Which lines of the entries below contain the string "photo"? Copy each one.

---------- Provided records

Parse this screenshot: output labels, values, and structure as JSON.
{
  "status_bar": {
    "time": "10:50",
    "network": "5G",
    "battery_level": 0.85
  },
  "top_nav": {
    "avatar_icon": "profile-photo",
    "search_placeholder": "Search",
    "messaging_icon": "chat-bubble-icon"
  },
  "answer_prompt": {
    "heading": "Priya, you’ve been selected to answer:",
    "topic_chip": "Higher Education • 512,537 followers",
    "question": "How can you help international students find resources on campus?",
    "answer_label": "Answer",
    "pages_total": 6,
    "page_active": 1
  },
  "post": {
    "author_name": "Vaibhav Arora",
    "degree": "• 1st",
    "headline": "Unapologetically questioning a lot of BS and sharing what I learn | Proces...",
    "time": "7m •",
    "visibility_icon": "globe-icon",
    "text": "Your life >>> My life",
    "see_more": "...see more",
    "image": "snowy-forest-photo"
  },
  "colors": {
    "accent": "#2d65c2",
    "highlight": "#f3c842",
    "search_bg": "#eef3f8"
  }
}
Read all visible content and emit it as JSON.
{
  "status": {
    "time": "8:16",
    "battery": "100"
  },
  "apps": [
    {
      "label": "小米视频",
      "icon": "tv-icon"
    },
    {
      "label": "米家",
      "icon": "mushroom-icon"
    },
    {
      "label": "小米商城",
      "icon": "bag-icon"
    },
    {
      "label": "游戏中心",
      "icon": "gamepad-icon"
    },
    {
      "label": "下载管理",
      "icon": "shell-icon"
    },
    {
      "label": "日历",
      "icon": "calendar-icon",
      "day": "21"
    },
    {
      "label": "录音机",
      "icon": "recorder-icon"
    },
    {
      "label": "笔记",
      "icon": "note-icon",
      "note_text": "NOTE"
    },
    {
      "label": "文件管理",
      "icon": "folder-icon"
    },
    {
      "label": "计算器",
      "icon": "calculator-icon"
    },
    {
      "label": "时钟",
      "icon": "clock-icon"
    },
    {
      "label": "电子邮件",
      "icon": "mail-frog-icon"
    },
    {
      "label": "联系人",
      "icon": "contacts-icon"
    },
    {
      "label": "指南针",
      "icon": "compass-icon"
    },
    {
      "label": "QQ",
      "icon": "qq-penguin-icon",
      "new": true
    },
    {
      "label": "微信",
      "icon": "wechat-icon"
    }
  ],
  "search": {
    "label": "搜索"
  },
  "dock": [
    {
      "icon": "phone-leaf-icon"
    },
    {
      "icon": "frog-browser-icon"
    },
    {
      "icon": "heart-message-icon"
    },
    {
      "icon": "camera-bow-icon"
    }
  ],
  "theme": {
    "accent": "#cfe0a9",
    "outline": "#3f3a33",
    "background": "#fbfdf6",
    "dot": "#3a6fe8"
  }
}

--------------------

Worked solution
    "avatar_icon": "profile-photo",
    "image": "snowy-forest-photo"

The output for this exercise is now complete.